● What the task requires
Could you report every line from the entries that includes the word "this"?
------------------------------------------------------------
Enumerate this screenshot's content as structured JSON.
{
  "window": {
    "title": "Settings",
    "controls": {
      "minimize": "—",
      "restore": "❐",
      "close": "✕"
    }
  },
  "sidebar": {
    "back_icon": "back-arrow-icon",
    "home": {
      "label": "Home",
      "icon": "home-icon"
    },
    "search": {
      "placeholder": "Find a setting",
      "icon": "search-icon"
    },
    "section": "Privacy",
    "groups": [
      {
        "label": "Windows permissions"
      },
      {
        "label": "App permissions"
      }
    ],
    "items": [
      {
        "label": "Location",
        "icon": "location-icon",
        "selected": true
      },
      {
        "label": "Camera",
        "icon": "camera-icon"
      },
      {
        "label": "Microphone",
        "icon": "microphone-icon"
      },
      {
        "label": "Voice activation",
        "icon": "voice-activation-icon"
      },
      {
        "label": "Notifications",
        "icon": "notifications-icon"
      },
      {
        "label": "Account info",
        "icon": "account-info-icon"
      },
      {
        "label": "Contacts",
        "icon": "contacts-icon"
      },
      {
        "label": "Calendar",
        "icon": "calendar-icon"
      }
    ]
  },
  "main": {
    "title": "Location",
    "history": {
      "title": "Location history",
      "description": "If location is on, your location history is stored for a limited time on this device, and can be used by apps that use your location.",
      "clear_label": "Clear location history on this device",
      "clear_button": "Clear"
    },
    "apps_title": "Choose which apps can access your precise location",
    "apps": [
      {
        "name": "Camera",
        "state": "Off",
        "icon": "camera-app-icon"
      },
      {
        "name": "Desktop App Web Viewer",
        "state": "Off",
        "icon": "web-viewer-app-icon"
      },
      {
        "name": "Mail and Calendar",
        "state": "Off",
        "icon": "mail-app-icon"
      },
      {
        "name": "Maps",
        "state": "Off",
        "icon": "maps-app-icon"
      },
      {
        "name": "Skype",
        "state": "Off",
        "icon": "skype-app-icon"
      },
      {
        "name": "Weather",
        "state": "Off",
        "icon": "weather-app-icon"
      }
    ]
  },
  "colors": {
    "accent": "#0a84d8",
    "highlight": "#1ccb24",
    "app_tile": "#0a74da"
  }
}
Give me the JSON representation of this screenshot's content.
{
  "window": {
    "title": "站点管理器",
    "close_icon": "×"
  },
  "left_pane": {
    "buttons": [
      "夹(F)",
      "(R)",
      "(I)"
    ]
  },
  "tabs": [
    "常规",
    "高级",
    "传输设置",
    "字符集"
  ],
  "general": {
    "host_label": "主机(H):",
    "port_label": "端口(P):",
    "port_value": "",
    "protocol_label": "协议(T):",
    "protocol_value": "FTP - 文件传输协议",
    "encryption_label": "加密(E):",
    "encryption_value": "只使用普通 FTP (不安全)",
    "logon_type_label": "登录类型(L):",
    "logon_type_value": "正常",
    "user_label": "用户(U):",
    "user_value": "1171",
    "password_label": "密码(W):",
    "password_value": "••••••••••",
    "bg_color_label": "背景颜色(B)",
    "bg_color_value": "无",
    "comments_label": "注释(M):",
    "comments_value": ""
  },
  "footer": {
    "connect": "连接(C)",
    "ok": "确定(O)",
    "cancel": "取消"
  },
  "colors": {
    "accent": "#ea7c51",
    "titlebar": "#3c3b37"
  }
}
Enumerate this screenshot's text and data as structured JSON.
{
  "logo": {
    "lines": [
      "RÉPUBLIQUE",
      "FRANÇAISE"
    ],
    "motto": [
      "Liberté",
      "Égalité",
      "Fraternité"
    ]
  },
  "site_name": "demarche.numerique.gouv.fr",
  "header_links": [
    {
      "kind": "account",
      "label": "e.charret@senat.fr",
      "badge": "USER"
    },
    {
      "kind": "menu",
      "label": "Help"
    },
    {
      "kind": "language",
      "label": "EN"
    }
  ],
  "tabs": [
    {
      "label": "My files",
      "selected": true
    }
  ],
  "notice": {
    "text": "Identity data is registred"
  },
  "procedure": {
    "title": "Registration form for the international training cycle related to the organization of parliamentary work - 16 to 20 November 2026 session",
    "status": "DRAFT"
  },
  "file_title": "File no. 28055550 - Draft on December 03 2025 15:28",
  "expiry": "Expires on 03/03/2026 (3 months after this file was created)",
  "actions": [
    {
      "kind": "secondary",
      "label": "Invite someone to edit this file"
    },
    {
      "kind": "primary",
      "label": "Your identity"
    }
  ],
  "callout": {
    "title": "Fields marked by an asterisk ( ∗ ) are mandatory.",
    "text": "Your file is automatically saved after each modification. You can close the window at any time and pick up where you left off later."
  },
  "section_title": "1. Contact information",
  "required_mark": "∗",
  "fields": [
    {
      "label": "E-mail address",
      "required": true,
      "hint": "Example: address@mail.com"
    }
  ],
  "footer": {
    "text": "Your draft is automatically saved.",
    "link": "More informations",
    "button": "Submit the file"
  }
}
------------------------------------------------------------
● Your solution
Enumerate this screenshot's content as structured JSON.
      "description": "If location is on, your location history is stored for a limited time on this device, and can be used by apps that use your location.",
      "clear_label": "Clear location history on this device",
Give me the JSON representation of this screenshot's content.
Enumerate this screenshot's text and data as structured JSON.
  "expiry": "Expires on 03/03/2026 (3 months after this file was created)",
      "label": "Invite someone to edit this file"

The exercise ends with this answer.